I don’t claim to have the secret to knowing the truth. But I do know one of the secrets to not knowing the truth. That would be to look at all the facts, and only believe the ones that tell you that the truth is what you wish the truth was.
This is sometimes called “motivated reasoning,” which is a method by which a person can believe that what they wish were true is actually true, basically by accepting only evidence that supports the truth of what one wishes were true, and disregarding evidence to the contrary.
Motivated reasoning is a close cousin of the twin demons of “selective perception” and “confirmation bias.” All these are enemies of clear thinking.
The current occupant of the Oval Office gave a master class in all of the above with a tweet this morning celebrating a poll result. It reads:
Thank you to Rasmussen for the honest polling. Just hit 50%, which is higher than Cheatin’ Obama at the same time in his Administration.

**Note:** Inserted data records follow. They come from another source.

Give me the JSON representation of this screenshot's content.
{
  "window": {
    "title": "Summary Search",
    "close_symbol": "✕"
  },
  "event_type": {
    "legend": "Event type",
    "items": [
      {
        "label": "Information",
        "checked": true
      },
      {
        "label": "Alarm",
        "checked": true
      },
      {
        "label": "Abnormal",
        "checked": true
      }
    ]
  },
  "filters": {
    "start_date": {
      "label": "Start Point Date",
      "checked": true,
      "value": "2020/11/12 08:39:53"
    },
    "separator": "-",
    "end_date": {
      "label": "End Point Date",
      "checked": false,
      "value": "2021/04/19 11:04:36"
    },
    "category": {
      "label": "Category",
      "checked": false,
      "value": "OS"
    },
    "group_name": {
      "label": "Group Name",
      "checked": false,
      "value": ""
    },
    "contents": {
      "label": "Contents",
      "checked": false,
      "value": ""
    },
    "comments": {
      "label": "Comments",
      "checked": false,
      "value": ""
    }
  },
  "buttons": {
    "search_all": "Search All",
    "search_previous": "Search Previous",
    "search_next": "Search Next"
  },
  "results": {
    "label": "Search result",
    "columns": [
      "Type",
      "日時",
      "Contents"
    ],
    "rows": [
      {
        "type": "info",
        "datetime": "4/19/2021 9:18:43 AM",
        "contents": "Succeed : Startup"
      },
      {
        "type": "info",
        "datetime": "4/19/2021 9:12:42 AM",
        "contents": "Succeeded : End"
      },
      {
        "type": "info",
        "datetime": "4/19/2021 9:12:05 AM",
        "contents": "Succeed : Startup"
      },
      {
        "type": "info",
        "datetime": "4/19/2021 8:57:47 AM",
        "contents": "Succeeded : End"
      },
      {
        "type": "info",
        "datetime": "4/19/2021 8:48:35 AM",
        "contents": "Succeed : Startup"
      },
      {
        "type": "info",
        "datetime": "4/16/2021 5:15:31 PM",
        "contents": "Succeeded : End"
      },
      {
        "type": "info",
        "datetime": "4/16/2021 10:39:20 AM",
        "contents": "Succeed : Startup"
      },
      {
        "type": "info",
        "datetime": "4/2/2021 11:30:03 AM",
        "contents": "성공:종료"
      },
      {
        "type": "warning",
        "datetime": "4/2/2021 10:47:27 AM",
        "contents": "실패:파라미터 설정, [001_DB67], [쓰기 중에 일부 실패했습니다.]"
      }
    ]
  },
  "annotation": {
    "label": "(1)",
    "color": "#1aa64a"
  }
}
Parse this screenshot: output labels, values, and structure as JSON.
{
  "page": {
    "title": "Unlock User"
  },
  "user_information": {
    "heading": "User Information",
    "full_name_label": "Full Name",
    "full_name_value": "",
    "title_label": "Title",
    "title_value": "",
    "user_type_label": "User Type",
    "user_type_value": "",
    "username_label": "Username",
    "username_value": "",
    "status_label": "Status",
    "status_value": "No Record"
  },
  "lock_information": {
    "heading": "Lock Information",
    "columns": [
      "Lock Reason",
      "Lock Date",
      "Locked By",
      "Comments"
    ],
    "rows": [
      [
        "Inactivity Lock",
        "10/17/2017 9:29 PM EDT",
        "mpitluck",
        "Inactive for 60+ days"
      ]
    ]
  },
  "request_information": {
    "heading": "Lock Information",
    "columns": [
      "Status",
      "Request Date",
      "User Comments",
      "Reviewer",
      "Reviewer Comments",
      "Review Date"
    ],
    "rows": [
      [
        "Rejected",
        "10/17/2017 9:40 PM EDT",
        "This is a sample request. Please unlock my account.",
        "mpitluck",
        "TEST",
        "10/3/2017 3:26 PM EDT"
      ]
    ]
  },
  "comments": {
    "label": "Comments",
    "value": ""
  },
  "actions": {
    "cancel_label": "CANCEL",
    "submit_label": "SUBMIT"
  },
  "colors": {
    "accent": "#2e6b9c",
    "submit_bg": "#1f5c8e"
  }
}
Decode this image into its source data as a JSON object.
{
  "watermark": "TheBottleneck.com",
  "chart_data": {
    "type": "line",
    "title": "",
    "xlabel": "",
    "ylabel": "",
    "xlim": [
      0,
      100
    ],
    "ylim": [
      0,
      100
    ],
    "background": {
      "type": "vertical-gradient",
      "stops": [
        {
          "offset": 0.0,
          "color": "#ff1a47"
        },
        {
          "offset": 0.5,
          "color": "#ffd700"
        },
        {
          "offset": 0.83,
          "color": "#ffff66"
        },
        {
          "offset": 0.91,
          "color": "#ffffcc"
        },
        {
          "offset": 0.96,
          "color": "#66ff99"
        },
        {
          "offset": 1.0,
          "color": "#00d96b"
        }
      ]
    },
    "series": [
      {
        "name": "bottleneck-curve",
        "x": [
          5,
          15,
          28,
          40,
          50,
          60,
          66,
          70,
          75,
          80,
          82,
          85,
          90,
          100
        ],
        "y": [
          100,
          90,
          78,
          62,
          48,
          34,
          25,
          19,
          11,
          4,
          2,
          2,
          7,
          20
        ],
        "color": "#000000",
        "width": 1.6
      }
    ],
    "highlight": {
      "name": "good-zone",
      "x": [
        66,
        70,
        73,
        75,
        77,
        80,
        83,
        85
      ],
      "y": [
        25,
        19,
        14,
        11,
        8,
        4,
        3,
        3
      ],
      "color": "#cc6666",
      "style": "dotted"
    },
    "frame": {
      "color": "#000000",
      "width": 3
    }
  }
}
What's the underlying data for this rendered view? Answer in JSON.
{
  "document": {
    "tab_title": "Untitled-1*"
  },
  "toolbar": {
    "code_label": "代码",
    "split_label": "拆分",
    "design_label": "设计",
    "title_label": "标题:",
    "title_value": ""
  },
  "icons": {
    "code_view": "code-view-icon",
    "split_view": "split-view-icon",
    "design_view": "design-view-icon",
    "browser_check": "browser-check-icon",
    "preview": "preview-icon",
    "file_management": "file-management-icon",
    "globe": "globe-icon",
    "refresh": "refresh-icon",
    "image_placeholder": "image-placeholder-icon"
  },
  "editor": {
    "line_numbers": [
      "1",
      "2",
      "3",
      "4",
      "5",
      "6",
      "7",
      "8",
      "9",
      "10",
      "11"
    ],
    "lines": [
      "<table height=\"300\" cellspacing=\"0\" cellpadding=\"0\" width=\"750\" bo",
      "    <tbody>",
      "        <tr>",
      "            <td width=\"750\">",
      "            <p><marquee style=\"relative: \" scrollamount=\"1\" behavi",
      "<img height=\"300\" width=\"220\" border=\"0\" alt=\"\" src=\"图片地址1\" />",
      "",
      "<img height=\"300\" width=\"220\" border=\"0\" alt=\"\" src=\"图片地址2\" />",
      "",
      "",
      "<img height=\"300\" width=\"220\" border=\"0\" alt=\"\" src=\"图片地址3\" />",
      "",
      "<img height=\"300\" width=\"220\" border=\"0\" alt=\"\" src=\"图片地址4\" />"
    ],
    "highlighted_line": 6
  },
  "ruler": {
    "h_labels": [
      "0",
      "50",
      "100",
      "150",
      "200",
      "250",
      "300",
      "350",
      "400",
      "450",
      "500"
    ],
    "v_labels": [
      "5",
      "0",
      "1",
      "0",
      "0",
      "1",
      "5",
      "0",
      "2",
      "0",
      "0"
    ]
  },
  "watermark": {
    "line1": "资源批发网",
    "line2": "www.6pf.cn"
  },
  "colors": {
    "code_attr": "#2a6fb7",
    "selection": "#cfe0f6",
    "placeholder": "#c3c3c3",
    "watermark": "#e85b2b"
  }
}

It’s true. The latest Rasmussen poll on approval/disapproval of President Trump’s performance of his job as president shows him with 50 percent approval and 49 percent disapproval in the three-day period ending April 1.
It’s also true that Rasmussen is the only reputable pollster who shows Trump’s approval rating that high. Gallup, by contrast, in its latest weekly result completed on Saturday, showed Trump with 55 percent disapproval and 39 percent approval.
Despite its long history and prestige, I don’t swear by Gallup. And, despite the suspicions of some liberals, I view Rasmussen as reputable, although something about their methodology seems to lead to them often reaching results that Republicans like.
Many other reputable pollsters, in fact, all reputable pollsters other than Rasmussen, show the president with a rating that is below water, meaning more disapprovers than approvers.
Through the miracle of “selective perception” and “confirmation bias,” the current incumbent is able to convince himself (and perhaps convince many of his Twitter followers) that his approval rating is doing well, especially compared to his despised predecessor, whose first name is actually “Barack” and not “Cheatin’.”
Maybe Rasmussen is the only major pollster that knows how to measure approval. There’s not really any way to know.
But it strikes me as more likely that Trump has a problem with selective perception/motivated reasoning, or at least thinks his base does.
Here’s a paragraph from the Wikipedia article on motivated reasoning:
The processes of motivated reasoning are a type of inferred justification strategy which is used to mitigate cognitive dissonance. When people form and cling to false beliefs despite overwhelming evidence, the phenomenon is labeled “motivated reasoning”. In other words, “rather than search rationally for information that either confirms or disconfirms a particular belief, people actually seek out information that confirms what they already believe”. This is “a form of implicit emotion regulation in which the brain converges on judgments that minimize negative and maximize positive affect states associated with threat to or attainment of motives.
And here’s Phillip Bump of the Washington Post’s reaction to Trump’s Rasmussen tweet, which puts it into the larger context of Trump’s selective perception habits. It’s headlined: “The only information Trump supports is information that makes him look good.”